It’s 1961 in Panama City, Florida. Clarence Earl Gideon is charged with breaking and entering, but he can’t afford a lawyer. After requesting a court-appointed attorney, Gideon is denied on the grounds that there’s no threat of a death sentence. Gideon, without the representation of an attorney, was eventually convicted and sentenced to five years in prison.
In 1963 the U.S. Supreme Court overturned his conviction unanimously finding that Gideon’s right to counsel wasn’t granted.

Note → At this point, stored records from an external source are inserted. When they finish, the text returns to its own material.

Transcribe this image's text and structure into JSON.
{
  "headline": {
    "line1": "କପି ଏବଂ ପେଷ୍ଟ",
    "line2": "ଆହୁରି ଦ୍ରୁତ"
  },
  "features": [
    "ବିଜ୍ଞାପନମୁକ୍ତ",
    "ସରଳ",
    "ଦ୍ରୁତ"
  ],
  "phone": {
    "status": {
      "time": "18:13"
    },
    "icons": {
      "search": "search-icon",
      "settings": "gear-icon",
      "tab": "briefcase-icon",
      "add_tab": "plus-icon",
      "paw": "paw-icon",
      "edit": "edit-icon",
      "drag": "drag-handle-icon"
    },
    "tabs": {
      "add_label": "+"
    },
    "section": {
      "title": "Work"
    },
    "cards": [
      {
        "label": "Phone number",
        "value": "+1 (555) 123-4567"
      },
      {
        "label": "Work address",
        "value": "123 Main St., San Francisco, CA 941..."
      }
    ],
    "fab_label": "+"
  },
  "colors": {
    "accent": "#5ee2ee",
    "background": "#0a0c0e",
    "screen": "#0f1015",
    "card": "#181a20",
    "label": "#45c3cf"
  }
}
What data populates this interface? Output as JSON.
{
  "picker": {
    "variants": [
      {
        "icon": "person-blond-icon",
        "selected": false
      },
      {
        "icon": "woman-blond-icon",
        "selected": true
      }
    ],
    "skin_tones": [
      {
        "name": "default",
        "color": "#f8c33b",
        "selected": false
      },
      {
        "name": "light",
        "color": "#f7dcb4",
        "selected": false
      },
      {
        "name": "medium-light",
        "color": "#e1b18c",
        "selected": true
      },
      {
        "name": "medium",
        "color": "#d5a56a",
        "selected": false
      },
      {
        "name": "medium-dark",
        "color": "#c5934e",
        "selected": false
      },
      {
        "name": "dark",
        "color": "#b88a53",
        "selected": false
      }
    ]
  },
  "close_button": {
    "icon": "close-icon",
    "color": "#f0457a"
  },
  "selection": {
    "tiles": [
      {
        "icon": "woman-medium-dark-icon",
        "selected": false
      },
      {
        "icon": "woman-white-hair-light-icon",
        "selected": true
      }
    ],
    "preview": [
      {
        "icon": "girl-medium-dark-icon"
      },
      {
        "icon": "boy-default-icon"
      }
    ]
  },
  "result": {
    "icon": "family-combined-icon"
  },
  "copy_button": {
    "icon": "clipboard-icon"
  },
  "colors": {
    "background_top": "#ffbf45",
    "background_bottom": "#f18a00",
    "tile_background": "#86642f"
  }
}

Gideon v. Wainwright of 1963 didn’t just determine that defendants have a right to court-appointed attorneys, but the decision mandated states provide a defense attorney for any indigent clients facing felony charges.